Cal-Maine Foods Inc. announced that it has reached an agreement in principle to settle all direct purchaser class claims against the company. Pursuant to the agreement, reached in the In re Processed Egg Products Antitrust Litigation matter pending in Pennsylvania federal court, Cal-Maine will settle all direct purchaser class claims with a single $28 million payment.
“We remain confident that our conduct has at all times been lawful, appropriate and fair to our customers. The largest retailers and egg buyers in the country, including many of our customers, in fact, were fully aware of, and explicitly supported, the industry-wide animal welfare guidelines challenged in this litigation.
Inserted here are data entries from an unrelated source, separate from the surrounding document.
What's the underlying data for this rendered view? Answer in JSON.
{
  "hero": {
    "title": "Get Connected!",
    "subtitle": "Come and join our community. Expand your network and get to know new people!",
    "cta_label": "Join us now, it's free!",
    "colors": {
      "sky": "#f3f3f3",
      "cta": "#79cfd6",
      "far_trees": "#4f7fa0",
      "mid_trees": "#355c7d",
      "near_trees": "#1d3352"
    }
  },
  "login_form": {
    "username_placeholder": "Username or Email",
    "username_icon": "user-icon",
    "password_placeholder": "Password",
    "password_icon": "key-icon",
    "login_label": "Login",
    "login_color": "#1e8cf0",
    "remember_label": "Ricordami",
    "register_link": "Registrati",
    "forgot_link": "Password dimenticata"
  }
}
And, the USDA was fully aware of, and explicitly supported, these animal welfare guidelines as well as all the other conduct the plaintiffs challenged,” said Dolph Baker, chairman, president and CEO of Cal-Maine Foods Inc. “We were able to negotiate a settlement, which would eliminate most of our exposure in the antitrust litigation against the company for an amount that we believe is in the best interest of the shareholders, employees, customers and consumers. It significantly reduces the distraction, expense, exposure and inconvenience of protracted litigation and potentially multiple appeals, and allows us to focus on executing the long-term strategy of our business.”
The terms of the settlement must be formally documented and are subject to approval by the court following notice to all class members. Cal-Maine will record a pre-tax charge in the fourth quarter of fiscal 2013 of approximately $28 million with respect to the settlement, which amounts to $17 million, $0.71 per basic share, after tax. Cal-Maine does not expect other provisions associated with the settlement to have a material impact on its results of operations. While the company expects the settlement will receive the needed approval, there can be no assurance that the court will approve the agreement as proposed by the parties.
The plaintiffs in the non-class cases that direct purchasers have filed against the company may elect to participate in the settlement or to opt out and pursue their individual claims. The settlement does not affect the class actions filed on behalf of indirect purchasers. These non-class cases and the indirect purchaser class actions also allege that the company and certain other large domestic egg producers conspired to reduce the domestic supply of eggs in an effort to raise egg prices. Cal-Maine announced that it intends to continue to vigorously defend the remaining cases and believes it has strong defenses.